Yesterday I got to preach at church about Naomi's journey from ruin to redemption.  You can watch the service here.  As Beth Stoddard, Creative Arts Director, and I planned the service via Google chat last Monday, it was clear that God was at work.  He gave Beth and me a unified vision of what the service would look and feel like.  A talented team of musicians and a young actress I'm very fond of pulled off our vision with passion and humility.  God worked in and through us yesterday, and that's a mysterious honor that continues to surprise me.

In the past 24 hours, I've heard from lots of people.  The support and encouragement have been overwhelming, and I thank you.  The stories of hurt, grief, and bitterness have burdened my heart, and I am grateful for being entrusted with them.  Yesterday I got to hug a girl who was bitter toward me; we both cried, and redemption was realized.  I got to hug my friend, Lori, and finally try to thank her for the difference she made in my life.  

Yesterday, I made a couple passing statements that I'd like to highlight now:
My family passionately and protectively stuck with me.  Some of the people who still do ministry with me every week stuck with me each of those painful weeks, too.  But I wasn’t available to them.  I wasn’t much of a friend, a wife or a mom, a leader or a pastor. 

Of all the emotional statements I made yesterday, that last sentence was the most painful.  The people I love the most were hurt, neglected, and taken for granted while I wallowed in bitterness.  I'll never get that time back, and I regret that deeply.  I don't know that I'll ever speak publicly about how the trouble at work affected the other areas of my life, but the damage was significant.

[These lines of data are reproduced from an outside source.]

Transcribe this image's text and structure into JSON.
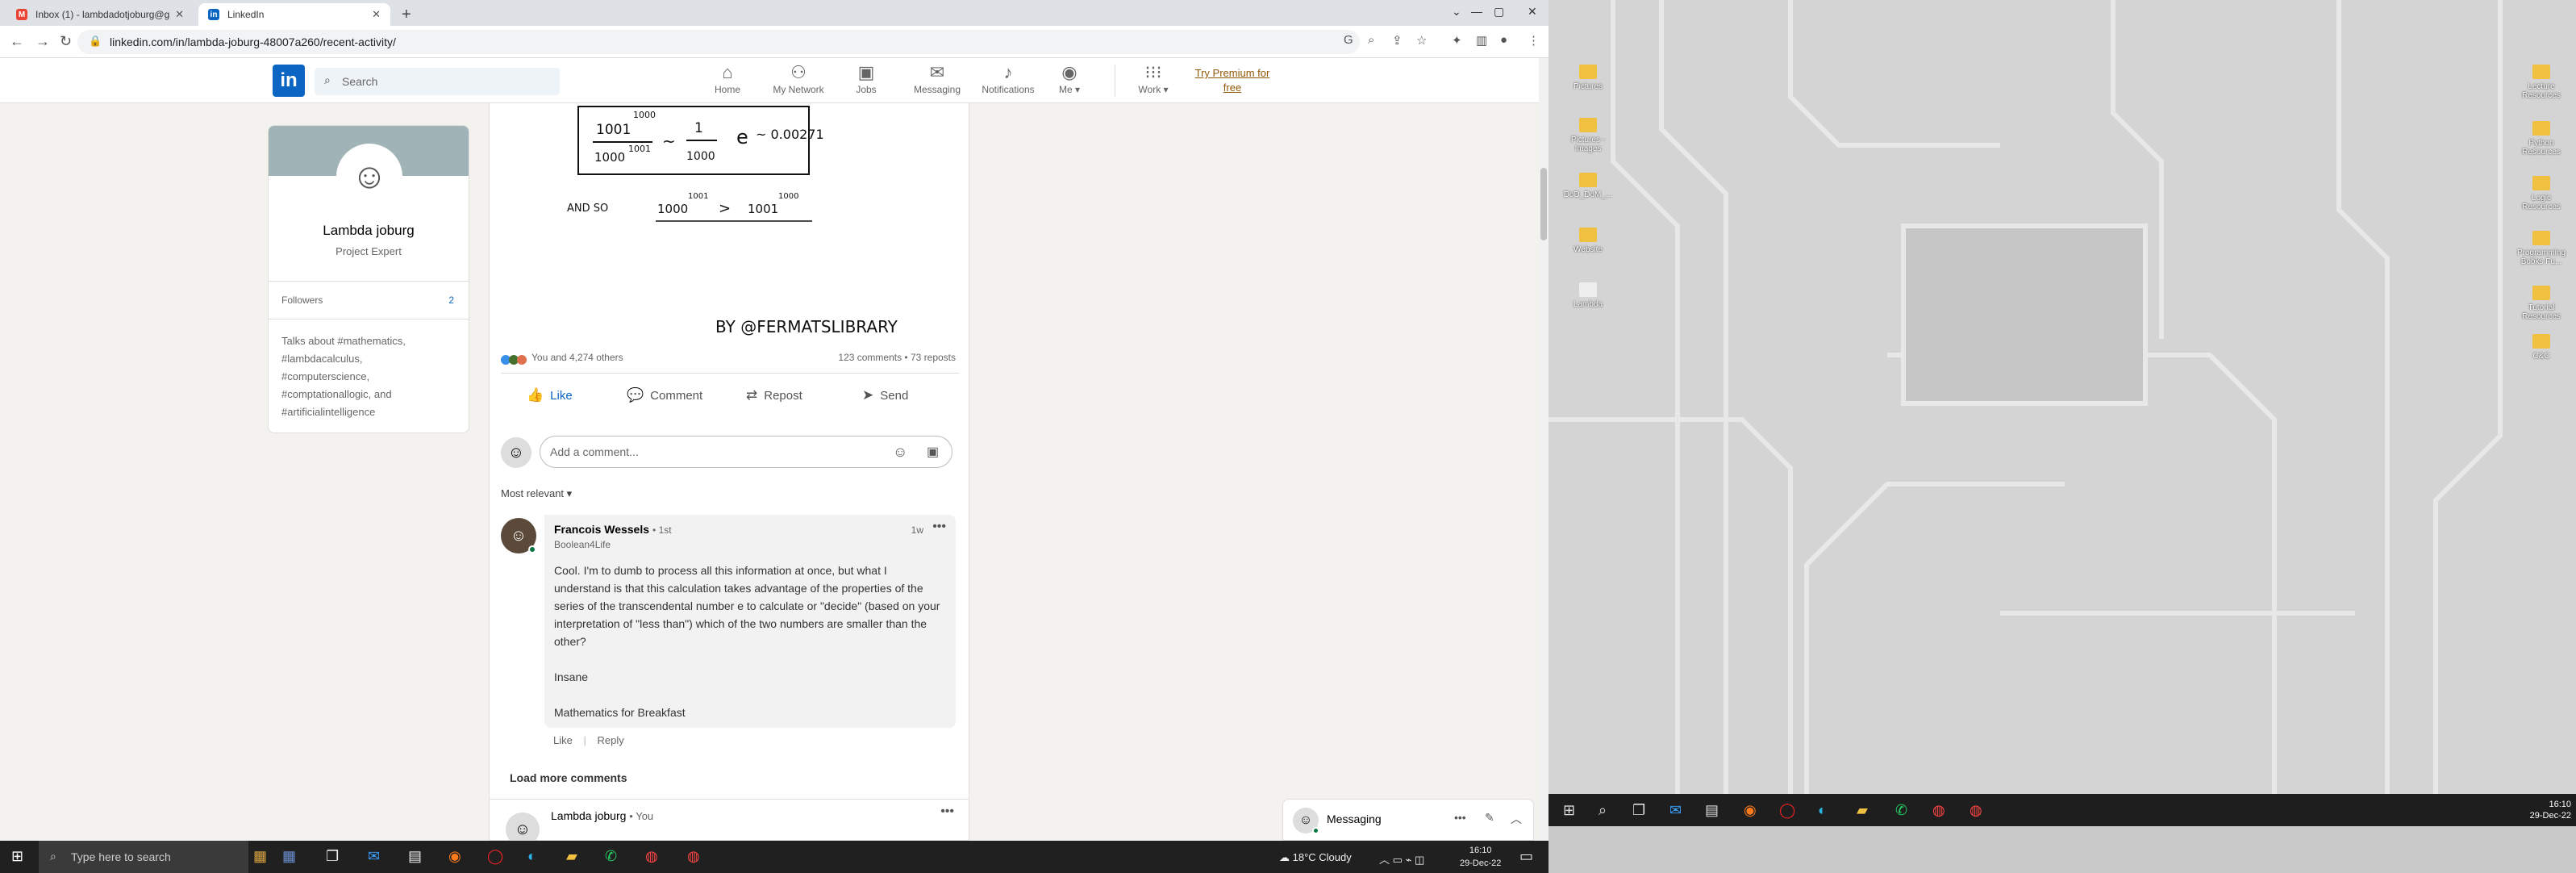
{
  "browser": {
    "tabs": [
      {
        "title": "Inbox (1) - lambdadotjoburg@g",
        "active": false
      },
      {
        "title": "LinkedIn",
        "active": true
      }
    ],
    "url": "linkedin.com/in/lambda-joburg-48007a260/recent-activity/"
  },
  "header": {
    "search_placeholder": "Search",
    "nav": [
      "Home",
      "My Network",
      "Jobs",
      "Messaging",
      "Notifications",
      "Me",
      "Work"
    ],
    "premium": [
      "Try Premium for",
      "free"
    ]
  },
  "profile": {
    "name": "Lambda joburg",
    "title": "Project Expert",
    "followers_label": "Followers",
    "followers_count": "2",
    "talks_about": "Talks about #mathematics, #lambdacalculus, #computerscience, #comptationallogic, and #artificialintelligence"
  },
  "post": {
    "math": {
      "frac_num": "1001",
      "frac_num_exp": "1000",
      "frac_den": "1000",
      "frac_den_exp": "1001",
      "approx": "~",
      "one": "1",
      "thousand": "1000",
      "e": "e",
      "result": "~ 0.00271",
      "and_so": "AND SO",
      "lhs": "1000",
      "lhs_exp": "1001",
      "gt": ">",
      "rhs": "1001",
      "rhs_exp": "1000",
      "credit": "BY @FERMATSLIBRARY"
    },
    "reactions": "You and 4,274 others",
    "stats": "123 comments • 73 reposts",
    "actions": [
      "Like",
      "Comment",
      "Repost",
      "Send"
    ],
    "comment_placeholder": "Add a comment...",
    "sort": "Most relevant"
  },
  "comment": {
    "author": "Francois Wessels",
    "degree": "• 1st",
    "subtitle": "Boolean4Life",
    "time": "1w",
    "text": "Cool. I'm to dumb to process all this information at once, but what I understand is that this calculation takes advantage of the properties of the series of the transcendental number e to calculate or \"decide\" (based on your interpretation of \"less than\") which of the two numbers are smaller than the other?\n\nInsane\n\nMathematics for Breakfast",
    "like": "Like",
    "reply": "Reply"
  },
  "load_more": "Load more comments",
  "next_post": {
    "author": "Lambda joburg",
    "you": "• You"
  },
  "messaging": {
    "title": "Messaging"
  },
  "desktop": {
    "left_icons": [
      "Pictures",
      "Pictures - Images",
      "DoD_DoM_...",
      "Website",
      "Lambda"
    ],
    "right_icons": [
      "Lecture Resources",
      "Python Resources",
      "Logic Resources",
      "Programming Books Fu...",
      "Tutorial Resources",
      "C&C"
    ],
    "time": "16:10",
    "date": "29-Dec-22"
  },
  "windows_taskbar": {
    "search_placeholder": "Type here to search",
    "weather": "18°C  Cloudy",
    "time": "16:10",
    "date": "29-Dec-22"
  }
}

My family passionately and protectively stuck with me.  My parents, my sister, and my husband listened to more than their fair share of venting.  Their support was persistent.  At one time, I could only walk into church with my sister on one side and my husband on the other, serving as a human shield.  

I've written before about how competitive I am.  When I was called the most competitive woman my boss had ever met, I responded with, "That's because you don't know my sister very well."  My competitive sister channeled that drive into protecting me.  She did so defensively, and she went on the offense, too, putting her own status at church on the line for my sake.  

My husband took the brunt of it.  He lived every day with a woman who was nothing like the one he'd dated, fallen in love with, or married.  He stayed faithful to me and was steadfast in his commitment to me, even when coming home to me was dreadful.  When he thought I was in real trouble, he sought help for me, too.  Of all the comments about my message yesterday, his meant the most.  He's never been as proud of me as he was yesterday.

Some of the people who still do ministry with me every week stuck with me each of those painful weeks, too.  Without Angie Sposa, Jackie Heberle, Aimee Krueger, and Mandy James, I would not be at PCC today.  That's not exaggeration or over-statement; it's simply fact.  Those women found a way to be both faithful to PCC and to me, which at the time, was like rooting for both the Redskins and the Cowboys.  They loved me, believed in me, advocated for me, and advocated for student ministry--the God-given passion that unites us beyond anything else.  

My family and the women above joined Lori in seeing me through from ruin to redemption. 

Yesterday, someone thanked me for staying at PCC.  Thank Sammy, Mandy, the other Angie, Jackie, Aimee, and my parents.  Thank the small group I've written about before--the ones who are now seniors in college, working, and in the military.  During the years of bitterness I spoke of yesterday, a counselor I respect and admire told me to leave PCC; it was damaging me.  (Apparently night terrors are a bad sign.)  I couldn't leave that small group, so I planned to leave when they graduated.  But by the time they graduated, I was moving from ruin to redemption, and I stayed to see it through.

I am redeemed.